In a message dated 4/21/99 9:31:27 PM Eastern Daylight Time, 
Dinogeorge@aol.com writes:

<< In human societies, the term "important" is tightly intertwined with 
 increase," because the >most important thing< to the >vast majority< of 
 humans is how wealthy they are, that is, how powerful they are relative to 
 other humans that they might encounter and how free their wealth may make 
 them from the "daily grind."  >>

What is more important to a species than what encourages or discourages 
survival?  Your definition exaggerates because it assumes superfluity is most 
desired.  Most parents want their kids to be happy and eventually able to 
support themselves.  The computer is currently the magic bullet:  if you want 
to earn a living learn computers.  (Like most magic bullets, this one will 
probably shatter:  I expect much programming will be done by computer on 
request of someone who lays out the logic, by voice.)  If dinosaurs were a 
viable option for many as a career path, that would lead to intense 
seriousness.  Because not too many people can earn their living by studying 
dinosaurs, they become part of happiness/leisure.  In that sense, the 
Jurassic Park movies are good for business, because they increase the number 
of people (in making movies, anyway) who can be paid for knowledge of 
Tough to fault people for a reasonable attitude about the next generation.  
My problem is with those who don't understand the reason for higher education 
itself, aside from job training.  Problem solving does not come without 
training, and the training has to start with what people can comprehend.  So, 
for example, most people can read.  English can be used to teach about 
problem solving because the basics (words) are easily comprehensible.  There 
are other fields where the subject matter is hard AND the logic difficult and 

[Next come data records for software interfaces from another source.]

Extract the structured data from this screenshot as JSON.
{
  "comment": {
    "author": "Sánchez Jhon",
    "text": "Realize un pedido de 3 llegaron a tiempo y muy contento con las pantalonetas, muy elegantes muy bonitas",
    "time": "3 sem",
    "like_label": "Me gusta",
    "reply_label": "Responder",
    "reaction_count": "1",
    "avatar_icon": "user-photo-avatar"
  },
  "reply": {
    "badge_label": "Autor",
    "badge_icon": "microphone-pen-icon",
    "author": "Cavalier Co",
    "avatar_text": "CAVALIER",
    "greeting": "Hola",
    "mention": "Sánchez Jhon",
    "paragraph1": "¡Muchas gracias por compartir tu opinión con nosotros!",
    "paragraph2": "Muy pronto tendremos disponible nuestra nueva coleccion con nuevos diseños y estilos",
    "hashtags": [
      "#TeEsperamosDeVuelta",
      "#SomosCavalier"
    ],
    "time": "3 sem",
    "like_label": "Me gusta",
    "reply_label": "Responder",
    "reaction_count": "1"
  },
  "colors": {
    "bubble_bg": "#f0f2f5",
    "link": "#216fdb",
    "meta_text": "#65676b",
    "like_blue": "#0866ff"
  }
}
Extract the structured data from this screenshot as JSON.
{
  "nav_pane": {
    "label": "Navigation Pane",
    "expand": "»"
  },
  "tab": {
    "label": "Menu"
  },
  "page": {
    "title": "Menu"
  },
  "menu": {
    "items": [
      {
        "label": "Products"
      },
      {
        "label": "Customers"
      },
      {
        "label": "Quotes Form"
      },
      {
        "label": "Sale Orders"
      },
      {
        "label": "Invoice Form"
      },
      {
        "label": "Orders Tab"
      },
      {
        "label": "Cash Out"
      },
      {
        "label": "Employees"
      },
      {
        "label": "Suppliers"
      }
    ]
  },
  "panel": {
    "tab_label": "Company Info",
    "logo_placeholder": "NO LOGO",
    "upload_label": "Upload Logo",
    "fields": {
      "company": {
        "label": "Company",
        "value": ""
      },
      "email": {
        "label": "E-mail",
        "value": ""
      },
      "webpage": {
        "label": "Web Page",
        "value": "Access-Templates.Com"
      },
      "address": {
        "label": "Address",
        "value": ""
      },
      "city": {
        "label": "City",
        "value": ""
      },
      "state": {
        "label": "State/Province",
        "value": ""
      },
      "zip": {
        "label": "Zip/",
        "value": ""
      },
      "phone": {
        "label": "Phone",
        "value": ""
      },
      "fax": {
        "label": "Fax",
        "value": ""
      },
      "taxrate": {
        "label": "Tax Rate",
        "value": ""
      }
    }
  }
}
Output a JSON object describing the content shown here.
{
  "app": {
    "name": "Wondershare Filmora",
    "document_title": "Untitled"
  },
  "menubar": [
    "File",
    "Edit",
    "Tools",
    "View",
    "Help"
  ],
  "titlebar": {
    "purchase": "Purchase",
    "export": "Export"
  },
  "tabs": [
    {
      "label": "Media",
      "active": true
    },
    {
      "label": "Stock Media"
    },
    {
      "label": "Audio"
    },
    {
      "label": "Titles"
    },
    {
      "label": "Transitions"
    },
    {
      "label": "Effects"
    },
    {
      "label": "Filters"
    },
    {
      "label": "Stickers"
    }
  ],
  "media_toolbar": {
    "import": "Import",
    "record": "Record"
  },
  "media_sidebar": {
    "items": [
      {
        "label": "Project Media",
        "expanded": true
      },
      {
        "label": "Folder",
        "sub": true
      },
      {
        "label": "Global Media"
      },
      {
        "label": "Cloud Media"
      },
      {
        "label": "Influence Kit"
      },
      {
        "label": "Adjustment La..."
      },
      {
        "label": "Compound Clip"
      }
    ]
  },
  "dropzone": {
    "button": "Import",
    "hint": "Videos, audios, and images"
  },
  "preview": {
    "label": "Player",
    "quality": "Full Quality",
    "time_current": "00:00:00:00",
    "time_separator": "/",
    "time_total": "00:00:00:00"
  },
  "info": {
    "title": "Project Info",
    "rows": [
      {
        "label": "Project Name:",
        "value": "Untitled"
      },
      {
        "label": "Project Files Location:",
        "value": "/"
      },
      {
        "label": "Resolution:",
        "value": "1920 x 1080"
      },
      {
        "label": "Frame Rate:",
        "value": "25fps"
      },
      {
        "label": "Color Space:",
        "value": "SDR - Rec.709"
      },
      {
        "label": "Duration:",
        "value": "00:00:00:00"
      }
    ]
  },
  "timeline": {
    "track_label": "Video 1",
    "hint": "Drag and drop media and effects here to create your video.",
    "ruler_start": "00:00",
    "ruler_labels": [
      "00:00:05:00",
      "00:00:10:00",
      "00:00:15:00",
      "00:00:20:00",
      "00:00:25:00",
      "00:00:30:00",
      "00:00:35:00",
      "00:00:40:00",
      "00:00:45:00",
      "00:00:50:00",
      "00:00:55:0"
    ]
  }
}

the details numerous, such as paleontology.  I don't believe that those are 
as easy gateways to an active mind.
I know, spoken like an English major.